“Aman iman” is one of the best-known and best-loved Touareg sayings. Strictly speaking, it means “water is the soul” in Tamashek, the language of the Touareg, but it’s also widely translated as meaning “water is life”. It is often followed by the rejoinder “ach isoudar” which means “and milk is survival.” The saying underlines the fundamental importance of water to all life, and all prosperity, an importance which those living in water-rich lands tend to forget. But it also refers to water as a symbol of the soul, of inspiration, of all which defines the heart of man.

The Making of ‘Aman Iman’

In February of this year, Tinariwen set off in a convoy of two Toyota Landcruisers to travel the 1,600 kilometres from their home in Kidal to the capital of Mali, Bamako. There they were joined by producer Justin Adams, engineer Ben Findlay and manager Andy Morgan. The group had already been busy rehearsing in a makeshift studio in Kidal, under the direction of Javier ‘Jaja’ Maillet, their live sound engineer and all-round ‘trainer’.

In Bamako they went into the legendary Bogolan Studios and recorded over 23 tracks in about 10 days. The work-rate was as blistering as the midday heat, and the inspiration as intense as the bustle of downtown Bamako. The main singer / songwriters in the group Ibrahim ‘Abaraybone’ Hassan, ‘Le Lion du Desert’ and Abdallah ‘Catastrophe’ all made their contribution. The added presence of Mohammed ‘Japonais’, one of the Southern Sahara’s most renowned poets and guitarists, who had not worked with Tinariwen since 2002 was especially exciting.

Justin and the group wanted to keep the sound live, raw and direct, faithful to its desert roots, but ‘epic’ and rich enough to seduce all-comers. After an unforgettable couple of weeks, Justin, Ben and Andy returned to the UK with the raw recordings. Justin and Ben mixed the album with help from Eyadou Ag Leche, Tinariwen’s bassist and Tim Oliver. Despite other commitments with Robert Plant’s Strange Sensation, Justin managed to finish the album in June 2006.

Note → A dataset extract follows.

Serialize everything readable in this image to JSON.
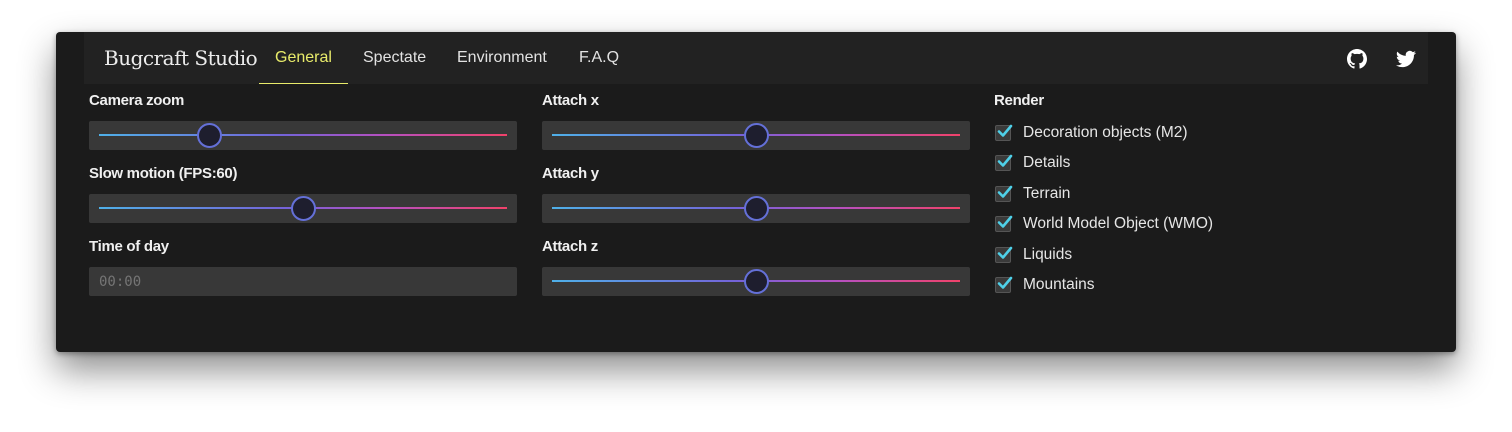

Tinariwen – What the Papers Say…

“…I still maintain that they are not only the best world music but the best rock and roll band in the world, full stop.”
David Honnigman – Financial Times

“Tinariwen capture the poetry and hardships of nomadic life and exile in hypnotic, modal vocals and a tangle of sidewinding riffs that sound like a mirage come true: Keith Richards, Ry Cooder and Ali Farka Toure picking side by side under an unforgiving sun.” David Fricke – Rolling Stone

“Nurtured in exile, raised in conflict, and driven underground, where they achieved legendary status, Tinariwen are the kind of band that generations of western rebel rockers could only dream of being.”
Tim Cummings - The Guardian

“Tinariwen’s music seems inseparable from its origins. With the drones and circular patterns, songs can extend like sweeping desert landscapes. Like a nomad traveling those sands, Tinariwen’s music carries only essentials and needs nothing more.”
Jon Pareles – The New York Times

“Something like the bastard Saharan child of Bo Diddley and Husker Dü.”
Nigel Tassell – HMV Choice

“Awesome! So bloody effortless and simple.” Andy Kershaw

“Tender and enveloping, like a blues, stripped to the bone and essential.” Vibrations

“…the music is distinctly rock, masterful, inspired, different and as authentic as it’s possible to imagine. This is where the blues came from.”
Shane Nichols - Financial Review

“To listen to Tinariwen is to believe once more in rock and its power…its dangerous music in the very best sense. Western bands might have forgotten how to rock as if their lives depended on it; Tinariwen can teach them” iTunes Europe

“To share this stage with Tinariwen is a real joy because when I hear them I hear the beginning of the music of the Mississippi and of Muddy Waters, Jeff Beck, BB King, Little Walter, Otis Rush, Buddy Guy...this is where it all comes from, they are the originators”
Carlos Santana

“Listening to Tinariwen is like dropping a bucket into a deep well.”
Robert Plant

Last updated: 06/05/2018 11:35:49

Did you enjoy the article above? If so please help us by sharing it to your social networks with the buttons below...

Tags
Category News

Latest Articles